You have kept count of my tossings,
put my tears in your bottle. – Psalm 56:5
Psalm 56 is one of those revenge psalms. You know the type: “Oh God, everything is terrible, but I know that soon you’re going to crush my enemies and I will recline on a throne made of their skulls.”
I’ve had my share of those fantasies (you have too, so just wipe that smug look off your face).
Even so, I’d probably dismiss this one as more than a little bit puerile if it weren’t for the image in verse 5: God there in front of me, close as close can be, catching my tears as they fall. Not wiping every tear from my eye; not promising that mourning and crying and pain will be no more. Bending down from on high, celestial bottle in hand, and gathering my tears—my tears!—as if they were liquid gold. As if they were precious. As if they mattered. As if God knows that behind every revenge fantasy and every bit of righteous anger and every unholy wish for my enemies’ demise lies some ancient hurt or old wrong or fresh wound.
You too, of course. If the psalmist has it right, your tears aren’t something to hide, to be embarrassed about. They are to be honored. Not that being hurt unto tears is a good in and of itself. But in a world where pain seems inevitable, God thinks this evidence that you still have a human heart, even after all you’ve been through, is precious indeed.
God, you must have an ocean of tears in those bottles of yours by now.

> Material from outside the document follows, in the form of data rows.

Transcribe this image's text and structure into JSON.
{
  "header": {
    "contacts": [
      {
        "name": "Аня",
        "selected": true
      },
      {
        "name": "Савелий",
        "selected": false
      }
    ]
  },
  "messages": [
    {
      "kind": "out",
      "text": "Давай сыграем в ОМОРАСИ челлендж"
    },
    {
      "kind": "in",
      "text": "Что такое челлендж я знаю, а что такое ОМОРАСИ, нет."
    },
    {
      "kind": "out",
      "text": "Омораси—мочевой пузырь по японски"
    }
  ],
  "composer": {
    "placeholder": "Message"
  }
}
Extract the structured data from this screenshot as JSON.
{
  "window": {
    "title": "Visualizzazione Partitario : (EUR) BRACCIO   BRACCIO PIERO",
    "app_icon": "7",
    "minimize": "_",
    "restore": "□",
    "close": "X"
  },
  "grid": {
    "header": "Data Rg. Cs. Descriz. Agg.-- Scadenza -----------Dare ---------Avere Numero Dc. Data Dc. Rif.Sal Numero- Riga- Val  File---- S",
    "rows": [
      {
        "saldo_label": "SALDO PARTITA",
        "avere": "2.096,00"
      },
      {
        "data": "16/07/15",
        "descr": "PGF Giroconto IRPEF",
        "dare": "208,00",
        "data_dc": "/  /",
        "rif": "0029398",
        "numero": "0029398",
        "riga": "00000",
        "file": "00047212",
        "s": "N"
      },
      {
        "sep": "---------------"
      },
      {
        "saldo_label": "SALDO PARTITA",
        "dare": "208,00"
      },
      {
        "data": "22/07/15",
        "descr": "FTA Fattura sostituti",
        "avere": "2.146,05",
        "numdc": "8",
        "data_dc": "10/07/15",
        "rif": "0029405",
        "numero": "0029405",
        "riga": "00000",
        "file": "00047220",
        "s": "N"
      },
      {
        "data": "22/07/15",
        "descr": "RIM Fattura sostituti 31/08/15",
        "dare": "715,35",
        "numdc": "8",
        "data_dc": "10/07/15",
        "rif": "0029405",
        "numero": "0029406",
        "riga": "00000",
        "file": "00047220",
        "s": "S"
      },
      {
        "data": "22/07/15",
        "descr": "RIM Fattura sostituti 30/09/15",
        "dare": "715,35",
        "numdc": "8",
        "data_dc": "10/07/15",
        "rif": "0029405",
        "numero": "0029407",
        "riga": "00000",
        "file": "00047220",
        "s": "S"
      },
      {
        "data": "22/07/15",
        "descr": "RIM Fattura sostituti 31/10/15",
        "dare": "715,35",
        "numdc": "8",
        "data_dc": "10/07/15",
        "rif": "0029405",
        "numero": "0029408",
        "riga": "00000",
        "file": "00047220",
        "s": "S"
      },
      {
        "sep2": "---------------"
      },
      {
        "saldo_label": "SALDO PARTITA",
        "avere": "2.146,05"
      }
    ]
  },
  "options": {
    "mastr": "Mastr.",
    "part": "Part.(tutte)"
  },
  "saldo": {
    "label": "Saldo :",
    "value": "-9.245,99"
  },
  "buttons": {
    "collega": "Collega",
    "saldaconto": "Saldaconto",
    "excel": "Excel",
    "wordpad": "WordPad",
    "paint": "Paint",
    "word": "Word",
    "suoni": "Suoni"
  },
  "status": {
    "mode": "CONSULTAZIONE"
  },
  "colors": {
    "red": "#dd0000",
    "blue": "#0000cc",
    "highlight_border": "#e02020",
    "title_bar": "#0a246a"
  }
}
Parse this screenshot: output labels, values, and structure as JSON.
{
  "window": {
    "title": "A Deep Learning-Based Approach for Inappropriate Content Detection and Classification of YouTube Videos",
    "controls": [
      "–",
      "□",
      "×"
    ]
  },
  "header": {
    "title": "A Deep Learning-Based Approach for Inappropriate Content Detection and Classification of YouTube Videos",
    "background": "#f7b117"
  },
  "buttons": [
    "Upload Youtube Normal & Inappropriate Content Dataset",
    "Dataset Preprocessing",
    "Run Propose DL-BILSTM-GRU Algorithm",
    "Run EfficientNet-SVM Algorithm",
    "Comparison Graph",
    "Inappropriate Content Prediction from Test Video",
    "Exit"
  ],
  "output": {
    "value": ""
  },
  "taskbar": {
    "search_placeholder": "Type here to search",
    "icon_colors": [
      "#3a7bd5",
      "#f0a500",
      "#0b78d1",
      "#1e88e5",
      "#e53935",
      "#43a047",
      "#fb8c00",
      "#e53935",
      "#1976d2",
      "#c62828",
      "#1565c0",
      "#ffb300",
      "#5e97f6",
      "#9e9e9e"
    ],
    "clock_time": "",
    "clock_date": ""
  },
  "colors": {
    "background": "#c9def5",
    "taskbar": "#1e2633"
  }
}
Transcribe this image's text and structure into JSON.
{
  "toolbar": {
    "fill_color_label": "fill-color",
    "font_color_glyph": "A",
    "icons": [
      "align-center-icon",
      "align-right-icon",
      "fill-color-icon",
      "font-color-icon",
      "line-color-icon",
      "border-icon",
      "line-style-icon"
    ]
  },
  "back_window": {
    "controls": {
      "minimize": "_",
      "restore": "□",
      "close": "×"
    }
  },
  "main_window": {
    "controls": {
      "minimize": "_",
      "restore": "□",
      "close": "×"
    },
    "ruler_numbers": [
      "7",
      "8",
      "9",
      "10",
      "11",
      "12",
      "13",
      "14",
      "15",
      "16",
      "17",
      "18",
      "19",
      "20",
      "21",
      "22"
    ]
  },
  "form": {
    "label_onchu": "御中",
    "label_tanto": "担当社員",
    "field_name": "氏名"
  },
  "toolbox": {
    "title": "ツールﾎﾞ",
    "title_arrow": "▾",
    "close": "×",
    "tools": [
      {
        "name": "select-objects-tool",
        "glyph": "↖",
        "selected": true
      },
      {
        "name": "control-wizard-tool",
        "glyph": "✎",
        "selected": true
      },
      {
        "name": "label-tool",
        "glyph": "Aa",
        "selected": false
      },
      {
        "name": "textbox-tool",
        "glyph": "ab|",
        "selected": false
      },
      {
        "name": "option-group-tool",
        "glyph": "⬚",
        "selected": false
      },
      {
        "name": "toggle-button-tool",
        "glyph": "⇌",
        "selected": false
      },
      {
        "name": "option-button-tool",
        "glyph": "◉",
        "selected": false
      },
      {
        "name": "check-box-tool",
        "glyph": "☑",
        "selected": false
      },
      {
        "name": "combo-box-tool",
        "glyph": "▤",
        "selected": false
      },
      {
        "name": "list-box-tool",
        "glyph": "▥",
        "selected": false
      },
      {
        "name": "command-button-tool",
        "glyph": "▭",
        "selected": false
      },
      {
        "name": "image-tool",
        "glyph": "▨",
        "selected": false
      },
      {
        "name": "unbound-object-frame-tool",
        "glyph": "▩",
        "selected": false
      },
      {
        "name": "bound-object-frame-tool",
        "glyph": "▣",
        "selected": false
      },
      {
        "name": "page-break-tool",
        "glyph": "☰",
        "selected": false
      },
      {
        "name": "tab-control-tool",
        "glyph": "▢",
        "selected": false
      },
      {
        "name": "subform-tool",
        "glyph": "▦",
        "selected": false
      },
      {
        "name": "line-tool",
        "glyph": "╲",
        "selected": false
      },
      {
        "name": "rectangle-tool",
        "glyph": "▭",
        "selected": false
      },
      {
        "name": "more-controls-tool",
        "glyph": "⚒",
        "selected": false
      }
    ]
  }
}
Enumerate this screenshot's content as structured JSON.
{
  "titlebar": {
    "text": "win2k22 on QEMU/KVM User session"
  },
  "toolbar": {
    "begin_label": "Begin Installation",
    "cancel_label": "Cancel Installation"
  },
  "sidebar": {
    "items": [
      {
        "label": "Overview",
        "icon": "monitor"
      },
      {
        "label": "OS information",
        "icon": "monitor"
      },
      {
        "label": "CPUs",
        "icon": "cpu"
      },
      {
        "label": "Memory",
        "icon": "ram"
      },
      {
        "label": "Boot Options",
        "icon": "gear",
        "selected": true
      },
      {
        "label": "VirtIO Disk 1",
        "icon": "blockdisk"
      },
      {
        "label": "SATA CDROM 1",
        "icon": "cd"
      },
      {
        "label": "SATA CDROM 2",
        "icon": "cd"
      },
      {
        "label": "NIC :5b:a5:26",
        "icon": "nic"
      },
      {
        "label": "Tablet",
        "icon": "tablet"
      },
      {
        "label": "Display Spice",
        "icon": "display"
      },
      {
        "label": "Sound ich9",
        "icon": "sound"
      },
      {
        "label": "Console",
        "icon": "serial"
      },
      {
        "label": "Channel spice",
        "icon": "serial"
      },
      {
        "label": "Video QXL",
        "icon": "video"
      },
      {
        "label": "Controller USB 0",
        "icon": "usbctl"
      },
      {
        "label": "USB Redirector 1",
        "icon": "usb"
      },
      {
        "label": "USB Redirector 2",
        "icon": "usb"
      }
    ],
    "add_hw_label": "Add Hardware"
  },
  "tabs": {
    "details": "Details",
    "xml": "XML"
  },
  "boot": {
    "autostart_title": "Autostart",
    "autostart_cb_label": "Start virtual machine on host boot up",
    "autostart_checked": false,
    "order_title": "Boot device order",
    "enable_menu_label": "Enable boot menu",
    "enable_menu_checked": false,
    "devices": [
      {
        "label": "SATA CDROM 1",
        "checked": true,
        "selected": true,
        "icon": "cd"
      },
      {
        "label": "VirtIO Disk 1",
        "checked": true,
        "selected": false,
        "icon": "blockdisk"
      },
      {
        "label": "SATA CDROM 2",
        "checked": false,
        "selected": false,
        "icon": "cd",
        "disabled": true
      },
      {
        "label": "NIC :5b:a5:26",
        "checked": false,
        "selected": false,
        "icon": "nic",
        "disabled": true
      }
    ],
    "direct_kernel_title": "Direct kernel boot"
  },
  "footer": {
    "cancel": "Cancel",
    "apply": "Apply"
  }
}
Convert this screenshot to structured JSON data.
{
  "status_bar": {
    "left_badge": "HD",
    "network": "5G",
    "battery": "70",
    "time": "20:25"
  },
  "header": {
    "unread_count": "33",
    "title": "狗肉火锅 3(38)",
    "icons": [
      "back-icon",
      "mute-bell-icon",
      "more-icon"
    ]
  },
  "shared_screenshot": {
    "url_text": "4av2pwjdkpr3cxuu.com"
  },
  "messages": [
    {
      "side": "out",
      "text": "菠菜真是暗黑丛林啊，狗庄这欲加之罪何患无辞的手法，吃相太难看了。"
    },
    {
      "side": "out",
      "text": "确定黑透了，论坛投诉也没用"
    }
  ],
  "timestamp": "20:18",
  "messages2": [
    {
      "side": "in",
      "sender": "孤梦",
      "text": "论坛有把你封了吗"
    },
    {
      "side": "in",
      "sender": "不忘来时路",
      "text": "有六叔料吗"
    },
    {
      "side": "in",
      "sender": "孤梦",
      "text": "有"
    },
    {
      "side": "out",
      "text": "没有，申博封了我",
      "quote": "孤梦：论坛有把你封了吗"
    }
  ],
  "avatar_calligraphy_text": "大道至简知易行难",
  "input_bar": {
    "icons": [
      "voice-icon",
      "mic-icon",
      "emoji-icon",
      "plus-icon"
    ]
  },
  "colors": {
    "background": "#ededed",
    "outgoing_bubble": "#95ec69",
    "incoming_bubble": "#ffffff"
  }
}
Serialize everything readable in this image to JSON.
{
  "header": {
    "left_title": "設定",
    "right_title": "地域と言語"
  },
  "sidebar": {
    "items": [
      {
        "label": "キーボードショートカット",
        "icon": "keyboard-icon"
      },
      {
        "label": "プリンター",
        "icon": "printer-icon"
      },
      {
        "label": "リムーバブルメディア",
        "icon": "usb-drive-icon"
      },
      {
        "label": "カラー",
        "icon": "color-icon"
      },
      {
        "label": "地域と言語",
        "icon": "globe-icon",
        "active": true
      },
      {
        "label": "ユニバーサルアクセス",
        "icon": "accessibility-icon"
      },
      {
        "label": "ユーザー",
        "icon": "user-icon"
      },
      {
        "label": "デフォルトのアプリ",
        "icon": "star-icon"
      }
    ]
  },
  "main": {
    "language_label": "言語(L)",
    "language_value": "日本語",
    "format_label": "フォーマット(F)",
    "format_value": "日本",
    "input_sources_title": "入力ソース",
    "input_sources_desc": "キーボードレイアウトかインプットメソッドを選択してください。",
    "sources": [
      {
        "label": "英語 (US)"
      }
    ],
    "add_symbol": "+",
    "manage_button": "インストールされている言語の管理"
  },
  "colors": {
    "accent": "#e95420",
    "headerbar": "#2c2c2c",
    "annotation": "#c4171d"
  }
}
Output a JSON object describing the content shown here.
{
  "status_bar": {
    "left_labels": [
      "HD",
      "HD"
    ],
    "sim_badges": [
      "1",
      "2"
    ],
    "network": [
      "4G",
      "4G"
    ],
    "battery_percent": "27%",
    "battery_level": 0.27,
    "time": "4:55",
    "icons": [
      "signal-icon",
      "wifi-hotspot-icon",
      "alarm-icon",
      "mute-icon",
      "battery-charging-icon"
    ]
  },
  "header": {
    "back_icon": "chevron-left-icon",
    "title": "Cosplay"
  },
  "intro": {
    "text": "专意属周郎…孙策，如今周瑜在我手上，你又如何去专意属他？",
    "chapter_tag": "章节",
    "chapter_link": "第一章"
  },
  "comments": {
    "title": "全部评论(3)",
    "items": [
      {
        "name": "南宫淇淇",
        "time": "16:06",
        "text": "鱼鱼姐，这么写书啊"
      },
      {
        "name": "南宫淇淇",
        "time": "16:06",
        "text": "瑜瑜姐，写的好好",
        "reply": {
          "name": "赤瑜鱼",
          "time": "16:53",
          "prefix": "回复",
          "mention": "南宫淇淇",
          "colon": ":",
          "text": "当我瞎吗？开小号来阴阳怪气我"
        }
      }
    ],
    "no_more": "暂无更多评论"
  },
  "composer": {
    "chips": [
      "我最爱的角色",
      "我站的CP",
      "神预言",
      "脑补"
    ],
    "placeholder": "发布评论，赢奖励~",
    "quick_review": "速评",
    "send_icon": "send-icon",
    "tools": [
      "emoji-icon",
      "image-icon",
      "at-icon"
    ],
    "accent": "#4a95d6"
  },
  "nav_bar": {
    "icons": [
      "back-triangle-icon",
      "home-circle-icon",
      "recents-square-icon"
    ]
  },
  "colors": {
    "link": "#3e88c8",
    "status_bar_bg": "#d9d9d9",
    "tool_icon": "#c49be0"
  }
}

I don’t know what you’re going to do with them, but there’s no one else I’d trust them with. Amen.
Quinn G. Caldwell is a father, husband, homesteader and preacher living in rural upstate New York. His most recent book is a series of daily reflections for Advent and Christmas called All I Really Want: Readings for a Modern Christmas. Learn more about it and find him on Facebook at Quinn G. Caldwell.